The submitter shall read the resolution and present a short speech in support, if he or she wishes. The submitter shall not be asked any questions. The seconder, negator and other speakers shall present a speech on the resolution and may choose to respond to points of information.
- Voting Rights
Each member nation of the General Assembly shall have one vote. Nations and entities with observer status do not have a vote.
- Voting Procedures
Delegates shall vote by displaying conspicuously the placard of their countries. Only one delegate per delegation, holding one placard, is permitted to raise the placard during voting. Only delegations recognised as representative of member nations by the United Nations may vote.
- Conduct During Voting
After the President has announced the beginning of voting, no delegate may interrupt except on a point of order relating directly to voting procedure.
- Roll Call Vote
A delegate may request that a roll call vote be taken, by making a motion to that effect. If the motion is seconded, the name of each member nation shall be called during the vote, and each delegation shall announce its vote in response. To save time, the President may rule such requests out of order.
- Clause by Clause Vote
A delegate may request a clause by clause vote on the resolution under discussion. If the submitter and the seconder of the resolution accept this motion, the motion will be considered passed. Otherwise, debate is limited to one speaker in favour, and one speaker against. A clause by clause vote applies only to the operative clauses of a resolution. If any one operative clause is passed by a vote, the entire preamble is considered adopted. There cannot be a clause by clause roll call vote and in order to save time, the President may rule requests for clause by clause votes out of order.
- Explanation of Vote
A delegate may explain his or her vote on a resolution immediately after the result of the voting has been declared, provided that he or she requests this of the President before voting commences. Delegations may also request that other countries explain their vote. Delegations which have already spoken on the resolution, are not accorded this privilege. These requests shall be made as a point of order. To save time, the President may rule such requests out of order.
- By-Passing Voting
If any motion requires a speaker on both sides of the issue, and there is no speaker willing to assume the negative role, the motion will be considered passed by the Assembly without the need for a vote.
- Presence of Flags
Within the chambers or assemblies of the United Nations, all nations shall be considered equal and worthy of a neutral atmosphere where every member state shall be given the utmost respect. This implies that all nations agree to co-exist through the dismissal of national aggressions, so that progress may be made. As a symbol of the willingness to unite under the authority of the United Nations, and a show of respect to co-members, no delegates will be allowed to bring flags into the General Assembly or committees of the United Nations.
- Foreign Policy
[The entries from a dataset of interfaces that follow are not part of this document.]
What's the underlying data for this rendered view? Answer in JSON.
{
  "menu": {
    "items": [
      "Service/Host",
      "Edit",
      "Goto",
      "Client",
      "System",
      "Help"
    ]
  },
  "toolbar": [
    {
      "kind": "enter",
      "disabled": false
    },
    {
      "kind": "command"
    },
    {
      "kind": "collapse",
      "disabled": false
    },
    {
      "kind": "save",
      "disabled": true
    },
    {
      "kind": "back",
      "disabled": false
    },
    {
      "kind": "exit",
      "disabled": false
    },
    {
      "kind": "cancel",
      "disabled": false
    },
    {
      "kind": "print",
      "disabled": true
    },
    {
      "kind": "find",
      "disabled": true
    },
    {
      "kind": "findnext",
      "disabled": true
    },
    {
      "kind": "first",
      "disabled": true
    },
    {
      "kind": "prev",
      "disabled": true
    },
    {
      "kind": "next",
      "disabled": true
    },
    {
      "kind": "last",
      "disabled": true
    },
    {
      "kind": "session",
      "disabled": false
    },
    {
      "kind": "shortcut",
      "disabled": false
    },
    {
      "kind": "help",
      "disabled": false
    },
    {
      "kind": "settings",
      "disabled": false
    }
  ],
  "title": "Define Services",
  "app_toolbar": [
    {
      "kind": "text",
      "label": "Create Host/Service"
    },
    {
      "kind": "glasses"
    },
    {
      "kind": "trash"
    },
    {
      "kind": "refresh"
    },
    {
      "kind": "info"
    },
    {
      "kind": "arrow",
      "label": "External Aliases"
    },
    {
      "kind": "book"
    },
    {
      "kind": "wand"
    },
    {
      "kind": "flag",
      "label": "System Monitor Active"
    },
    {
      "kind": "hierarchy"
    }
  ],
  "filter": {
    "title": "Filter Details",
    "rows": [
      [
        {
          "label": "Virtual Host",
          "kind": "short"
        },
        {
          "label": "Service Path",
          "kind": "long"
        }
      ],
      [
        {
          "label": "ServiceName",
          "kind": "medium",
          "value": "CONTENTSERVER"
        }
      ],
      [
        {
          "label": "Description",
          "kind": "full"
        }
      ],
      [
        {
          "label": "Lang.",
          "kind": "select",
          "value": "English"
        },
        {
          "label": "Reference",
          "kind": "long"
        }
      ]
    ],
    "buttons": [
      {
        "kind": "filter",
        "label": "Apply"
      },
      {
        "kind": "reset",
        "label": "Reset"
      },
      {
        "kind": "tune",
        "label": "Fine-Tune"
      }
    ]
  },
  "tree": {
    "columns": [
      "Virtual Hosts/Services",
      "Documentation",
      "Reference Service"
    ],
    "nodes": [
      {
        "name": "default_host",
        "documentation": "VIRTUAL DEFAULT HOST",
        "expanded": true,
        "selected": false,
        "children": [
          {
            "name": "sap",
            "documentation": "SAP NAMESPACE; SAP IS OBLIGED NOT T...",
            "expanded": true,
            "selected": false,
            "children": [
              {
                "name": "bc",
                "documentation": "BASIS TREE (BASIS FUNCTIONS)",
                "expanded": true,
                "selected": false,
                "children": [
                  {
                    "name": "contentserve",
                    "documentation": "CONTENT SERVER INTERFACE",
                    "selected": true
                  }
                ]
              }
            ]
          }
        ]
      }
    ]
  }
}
Participation in the Martingrove Model United Nations implies a willingness on the part of the delegates to represent their nations. A delegate may rise on a point of order if he or she feels that a delegation has committed a serious breach of his or her country’s foreign policy. A delegate rising on such a point shall warrant the attention of the Assembly. If the allegedly offending delegate cannot substantiate successfully his or her actions, the Chair may rule the delegate out of order. The President may call a brief recess to consider the points of view involved before rendering a decision.